Friday, September 13, 2013

On dancing flamenco

Some words about a very personal experience that happened at my flamenco class yesterday.

'Chest open! Chin up! Stand taller, look higher than you normally would' shouted our flamenco teacher. 'You are dancing tarantos! When you dance tarantos the audience should cry!'. We laughed. 'Try and make me cry! I want to see lots of feeling!'. We laughed again: who will cry watching us dance under that awful sports hall light, covered in sweat? OK, maybe we can try this. How can I put lots of feelings into it, give it more intensity? Then I think about my dead. I imagine them in the room, sitting on the floor in front of the mirror, watching me dance. My grandmother, my aunts, my friends. They give me 'feeling', they make me dance more intensely, those people who will never see me dance. How can I impress them? I concentrate more on my elbow (drop it down, drop it down), on my weight when I lean forward (not too much), on my balance. It's kind of working but of course they are not there. Wherever they are, can they hear me stamp? I stamp harder, louder than I did before, in the hope that the sound will reach them. Pa-ra-tat-tat! Hello it's me I am dancing for you! Can you hear me out there? I get home and I think about this moment again, and how morbid it is: really, I should think about my friends that are alive and present, and how I would dance tarantos for them. I talk to my partner about important things, I sign some papers about buying a flat. Moving forward. Chest: open. Chin: up.

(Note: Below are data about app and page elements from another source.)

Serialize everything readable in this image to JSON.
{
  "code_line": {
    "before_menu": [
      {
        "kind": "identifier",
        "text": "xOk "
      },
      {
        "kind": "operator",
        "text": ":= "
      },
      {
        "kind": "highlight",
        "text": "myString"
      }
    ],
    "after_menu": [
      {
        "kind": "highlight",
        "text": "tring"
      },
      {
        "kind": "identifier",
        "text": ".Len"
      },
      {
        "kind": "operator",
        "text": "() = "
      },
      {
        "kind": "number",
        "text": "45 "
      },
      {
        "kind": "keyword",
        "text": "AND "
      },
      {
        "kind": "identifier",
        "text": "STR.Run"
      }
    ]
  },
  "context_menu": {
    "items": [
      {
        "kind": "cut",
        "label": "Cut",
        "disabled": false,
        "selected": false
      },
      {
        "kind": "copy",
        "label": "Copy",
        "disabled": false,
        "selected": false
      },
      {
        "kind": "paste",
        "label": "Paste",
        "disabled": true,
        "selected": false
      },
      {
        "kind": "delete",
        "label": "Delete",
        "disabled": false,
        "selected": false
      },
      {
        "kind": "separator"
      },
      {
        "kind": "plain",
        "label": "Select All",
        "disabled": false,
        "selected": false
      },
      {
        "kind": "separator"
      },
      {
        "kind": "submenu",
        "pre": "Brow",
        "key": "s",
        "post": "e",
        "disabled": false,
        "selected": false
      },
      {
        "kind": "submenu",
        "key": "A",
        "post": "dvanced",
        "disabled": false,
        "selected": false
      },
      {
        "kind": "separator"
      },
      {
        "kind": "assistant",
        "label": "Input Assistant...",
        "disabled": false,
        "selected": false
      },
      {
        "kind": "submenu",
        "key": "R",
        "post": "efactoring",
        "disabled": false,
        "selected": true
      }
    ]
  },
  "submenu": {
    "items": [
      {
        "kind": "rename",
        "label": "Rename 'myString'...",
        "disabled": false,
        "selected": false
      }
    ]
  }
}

Sunday, August 11, 2013

Re:Rosas - You Danst Rosas


I've mentioned it before, but I'd love for amateur contemporary dance classes to include the chance to learn well-known pieces of choreography, in the same way that a ballet class might teach you some pas de trois by Petipa or some riff on Bejart. Who wouldn't love to learn a bit of Pina Bausch for example?

Well Anne Teresa de Keersmaeker has kind of answered my call. To celebrate the 30 years of her work Rosas danst Rosas, she is teaching the moves of the piece's chair section online, and inviting us to film ourselves performing it and send her the results. 

From the first time I saw this work, I've always wanted to know the moves of this iconic section, and get hold of the music too. Well it's all on the Re:Rosas website, so pull up a chair and get learning! There are some great film submissions already to get you inspired.